#### [REQUIRED ACTION]
An exact reproduction of all the entries below is required.

#### [RECORDED INFORMATION]

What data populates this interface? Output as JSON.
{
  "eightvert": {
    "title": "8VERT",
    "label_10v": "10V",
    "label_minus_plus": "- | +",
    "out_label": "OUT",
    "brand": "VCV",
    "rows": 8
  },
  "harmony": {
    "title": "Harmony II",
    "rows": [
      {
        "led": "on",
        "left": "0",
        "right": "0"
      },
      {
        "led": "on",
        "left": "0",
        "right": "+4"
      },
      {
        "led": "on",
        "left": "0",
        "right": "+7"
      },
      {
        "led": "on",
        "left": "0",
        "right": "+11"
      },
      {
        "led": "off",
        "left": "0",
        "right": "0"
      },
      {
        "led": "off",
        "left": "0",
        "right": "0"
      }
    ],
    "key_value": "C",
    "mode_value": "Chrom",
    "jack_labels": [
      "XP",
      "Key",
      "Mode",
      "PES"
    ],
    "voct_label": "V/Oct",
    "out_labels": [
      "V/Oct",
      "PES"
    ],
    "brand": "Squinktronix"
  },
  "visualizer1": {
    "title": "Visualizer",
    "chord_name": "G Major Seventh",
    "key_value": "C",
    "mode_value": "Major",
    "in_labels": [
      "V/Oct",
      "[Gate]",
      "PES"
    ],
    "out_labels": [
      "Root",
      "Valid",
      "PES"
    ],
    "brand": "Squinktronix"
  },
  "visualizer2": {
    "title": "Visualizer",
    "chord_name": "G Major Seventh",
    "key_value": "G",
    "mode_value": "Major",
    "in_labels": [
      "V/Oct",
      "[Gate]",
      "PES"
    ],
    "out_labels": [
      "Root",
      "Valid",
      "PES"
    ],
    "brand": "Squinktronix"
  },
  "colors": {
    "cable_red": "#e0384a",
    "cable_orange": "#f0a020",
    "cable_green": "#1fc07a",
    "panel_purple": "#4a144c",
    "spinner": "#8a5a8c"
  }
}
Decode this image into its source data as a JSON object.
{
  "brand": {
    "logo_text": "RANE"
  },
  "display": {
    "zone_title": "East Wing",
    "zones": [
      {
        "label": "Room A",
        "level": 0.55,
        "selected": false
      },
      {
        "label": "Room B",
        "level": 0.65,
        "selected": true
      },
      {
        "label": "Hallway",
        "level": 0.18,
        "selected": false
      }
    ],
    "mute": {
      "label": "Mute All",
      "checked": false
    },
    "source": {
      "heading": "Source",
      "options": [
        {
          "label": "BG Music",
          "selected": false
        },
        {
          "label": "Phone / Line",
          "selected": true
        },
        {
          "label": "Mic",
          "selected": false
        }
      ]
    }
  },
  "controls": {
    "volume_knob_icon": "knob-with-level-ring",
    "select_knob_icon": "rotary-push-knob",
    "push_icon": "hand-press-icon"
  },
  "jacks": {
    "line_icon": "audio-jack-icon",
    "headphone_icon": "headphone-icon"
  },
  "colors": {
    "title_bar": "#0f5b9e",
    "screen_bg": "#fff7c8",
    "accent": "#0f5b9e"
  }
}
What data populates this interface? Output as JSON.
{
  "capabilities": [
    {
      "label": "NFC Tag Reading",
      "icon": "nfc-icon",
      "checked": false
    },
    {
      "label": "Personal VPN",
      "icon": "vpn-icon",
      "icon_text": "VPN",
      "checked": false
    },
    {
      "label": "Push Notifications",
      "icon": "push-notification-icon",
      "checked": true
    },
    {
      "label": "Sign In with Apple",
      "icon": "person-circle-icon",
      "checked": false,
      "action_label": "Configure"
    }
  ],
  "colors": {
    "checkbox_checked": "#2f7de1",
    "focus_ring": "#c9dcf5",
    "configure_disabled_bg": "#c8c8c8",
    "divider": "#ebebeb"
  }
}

#### [SOLUTION]
What data populates this interface? Output as JSON.
{
  "eightvert": {
    "title": "8VERT",
    "label_10v": "10V",
    "label_minus_plus": "- | +",
    "out_label": "OUT",
    "brand": "VCV",
    "rows": 8
  },
  "harmony": {
    "title": "Harmony II",
    "rows": [
      {
        "led": "on",
        "left": "0",
        "right": "0"
      },
      {
        "led": "on",
        "left": "0",
        "right": "+4"
      },
      {
        "led": "on",
        "left": "0",
        "right": "+7"
      },
      {
        "led": "on",
        "left": "0",
        "right": "+11"
      },
      {
        "led": "off",
        "left": "0",
        "right": "0"
      },
      {
        "led": "off",
        "left": "0",
        "right": "0"
      }
    ],
    "key_value": "C",
    "mode_value": "Chrom",
    "jack_labels": [
      "XP",
      "Key",
      "Mode",
      "PES"
    ],
    "voct_label": "V/Oct",
    "out_labels": [
      "V/Oct",
      "PES"
    ],
    "brand": "Squinktronix"
  },
  "visualizer1": {
    "title": "Visualizer",
    "chord_name": "G Major Seventh",
    "key_value": "C",
    "mode_value": "Major",
    "in_labels": [
      "V/Oct",
      "[Gate]",
      "PES"
    ],
    "out_labels": [
      "Root",
      "Valid",
      "PES"
    ],
    "brand": "Squinktronix"
  },
  "visualizer2": {
    "title": "Visualizer",
    "chord_name": "G Major Seventh",
    "key_value": "G",
    "mode_value": "Major",
    "in_labels": [
      "V/Oct",
      "[Gate]",
      "PES"
    ],
    "out_labels": [
      "Root",
      "Valid",
      "PES"
    ],
    "brand": "Squinktronix"
  },
  "colors": {
    "cable_red": "#e0384a",
    "cable_orange": "#f0a020",
    "cable_green": "#1fc07a",
    "panel_purple": "#4a144c",
    "spinner": "#8a5a8c"
  }
}
Decode this image into its source data as a JSON object.
{
  "brand": {
    "logo_text": "RANE"
  },
  "display": {
    "zone_title": "East Wing",
    "zones": [
      {
        "label": "Room A",
        "level": 0.55,
        "selected": false
      },
      {
        "label": "Room B",
        "level": 0.65,
        "selected": true
      },
      {
        "label": "Hallway",
        "level": 0.18,
        "selected": false
      }
    ],
    "mute": {
      "label": "Mute All",
      "checked": false
    },
    "source": {
      "heading": "Source",
      "options": [
        {
          "label": "BG Music",
          "selected": false
        },
        {
          "label": "Phone / Line",
          "selected": true
        },
        {
          "label": "Mic",
          "selected": false
        }
      ]
    }
  },
  "controls": {
    "volume_knob_icon": "knob-with-level-ring",
    "select_knob_icon": "rotary-push-knob",
    "push_icon": "hand-press-icon"
  },
  "jacks": {
    "line_icon": "audio-jack-icon",
    "headphone_icon": "headphone-icon"
  },
  "colors": {
    "title_bar": "#0f5b9e",
    "screen_bg": "#fff7c8",
    "accent": "#0f5b9e"
  }
}
What data populates this interface? Output as JSON.
{
  "capabilities": [
    {
      "label": "NFC Tag Reading",
      "icon": "nfc-icon",
      "checked": false
    },
    {
      "label": "Personal VPN",
      "icon": "vpn-icon",
      "icon_text": "VPN",
      "checked": false
    },
    {
      "label": "Push Notifications",
      "icon": "push-notification-icon",
      "checked": true
    },
    {
      "label": "Sign In with Apple",
      "icon": "person-circle-icon",
      "checked": false,
      "action_label": "Configure"
    }
  ],
  "colors": {
    "checkbox_checked": "#2f7de1",
    "focus_ring": "#c9dcf5",
    "configure_disabled_bg": "#c8c8c8",
    "divider": "#ebebeb"
  }
}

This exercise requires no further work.